Just $87 was the difference between riding into the Thomas & Mack in December and not. Chason Floyd kept his hold on the 15th spot […]
ProFile: Luke Branquinho
Written by: Kendra Santos< Back to Articles
Five-time World Champion Steer Wrestler Luke Branquinho won’t be shaking his booty under the bright lights of Las Vegas this December. He’s spent way too much time on the injured reserve list lately for that. But after a couple of comebacks in consecutive years, the living legend is looking forward to the $500,000 WCRA Semi-Finals, which will light up the Lazy E Arena in Guthrie, Oklahoma, during its November 15-18 run.
Branquinho will be there via the World Champions Rodeo Alliance (WCRA) Virtual Rodeo Qualifier (VRQ) system, thanks to a series of recent rodeo nominations. Since his first event back after the latest injury—his hometown Santa Barbara Old Spanish Days rodeo in August, where he finished fifth—Branquinho has been busy nominating circuit rodeos in his quest to qualify for the WCRA Semi-Finals.
As of press time the middle of September, Branquinho had placed at four of those rodeos, and was sitting fifth in the VRQ steer wrestling standings. The cutoff date for cowboys to nominate events for the Semi-Finals—for which the top 150 qualify—is October 29 (nominate now at app.wcrarodeo.com). He was vying to hold onto his spot in the VRQ standings, as the top-eight point-earners bypass the preliminary and progressive rounds, and advance directly into the top-eight finals at the Semi-Finals.
Branquinho has largely planned his nominations strategy around cowboy-friendly conditions.
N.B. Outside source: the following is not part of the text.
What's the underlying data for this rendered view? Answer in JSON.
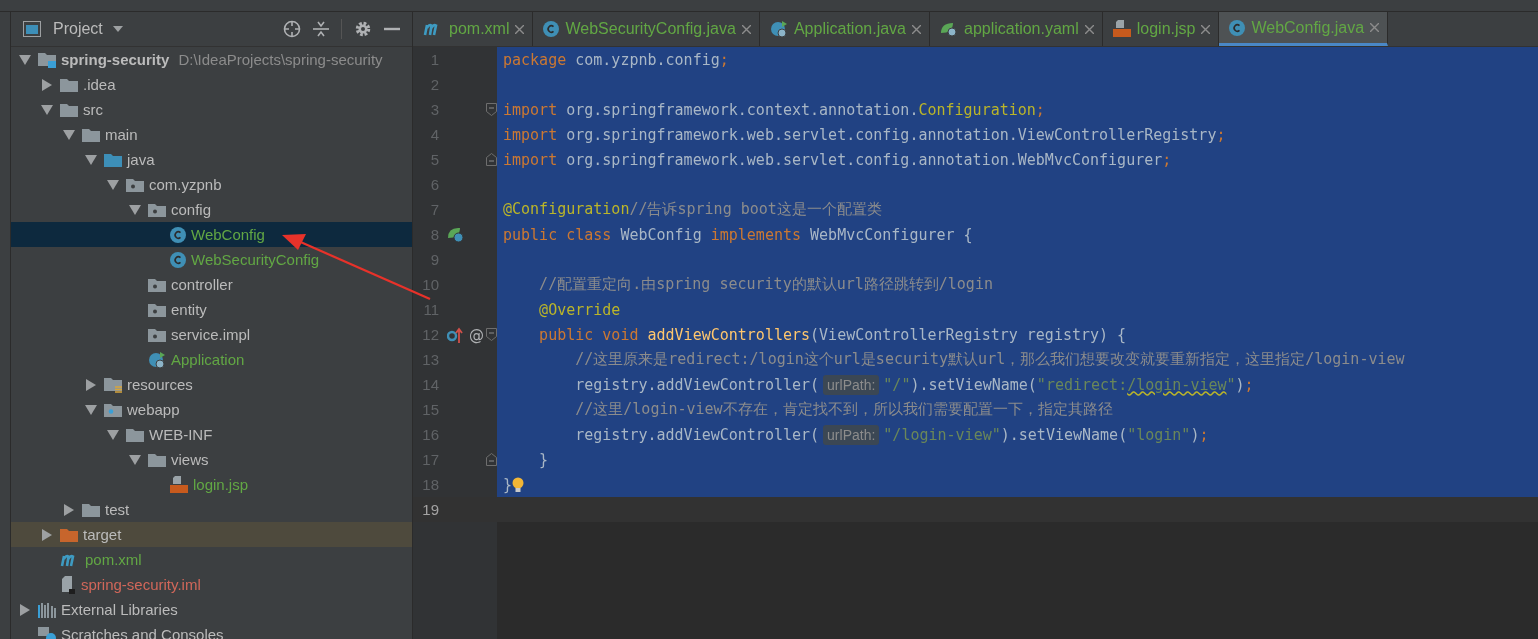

“I’m nominating rodeos where the cattle are most likely to be even—not where there are three good ones, and eight you can’t win on,” said the Los Alamos, California, cowboy, who won the world in 2004, ’08, ’11-12, and ’14. “If it’s a rodeo where you’re likely to draw a steer that stops with the neck rope or runs so hard you couldn’t catch him with a rope, I’m less likely to nominate a rodeo like that, because too much is out of the cowboy’s control. The older I get, the less likely I am to enter rodeos that are notorious drawing contests.”
The WCRA is going to great lengths to keep competitive conditions fair for all contestants.
“I like a lot of things about the WCRA,” Branquinho said. “As professional cowboys, there just aren’t that many big-money opportunities. With the Virtual Rodeo Qualifier System, everybody has a chance to qualify to get there, and it’ll be a cowboy contest when we get there. I’ve heard people question the VRQ system, but to earn another chance at making good money from a rodeo I’m already going to is a no brainer. You already made the decision to enter that rodeo, why not pay a little extra to have a shot at a lot more money?”
Branquinho turned 38 in September. So what’s left on his bulldogging bucket list?
“I want to win as much money as I can before I retire, and the WCRA will help give a guy that opportunity,” he said. “Obviously, winning another gold buckle to get to six (and tie Hall of Famer Homer Pettigrew’s record) would be a big deal. My older boys (Cade and Jameson) got to see me win one. I’d like (Luke and wife Lindsay’s baby) Bear to get to watch me win one, as well.”
In addition to the Days of ’47 in Salt Lake City, the WCRA will host three “majors” in 2019, for a total of four events featuring a $1 million guaranteed payoff in the coming calendar year.
“I’m excited about all of this,” said Branquinho, whose trademark booty shake after a winning run is always a crowd favorite. “A shot at short-term financial gain is great, but in the bigger picture, we’re talking about the chance at money that helps set a cowboy up for the rest of his life. I want to be a part of it. With the PBR (Professional Bull Riders) as a partner, the WCRA will bring a lot more mainstream exposure to our sport, and that has all kinds of additional benefits and potential for cowboys.
“More money and less travel is something we’ve all wanted for a long time. I look forward to the day when professional rodeo cowboys don’t have to travel like carnies to try and earn a living. Someday, cowboys won’t have to miss their families all the time to make ends meet, and I hope that day comes sooner than later. The WCRA is providing cowboys with some real-deal opportunities. Everybody has a chance to qualify to get there, and the cream will rise to the top. I just hope that in this day and age, I’m not low-fat milk.”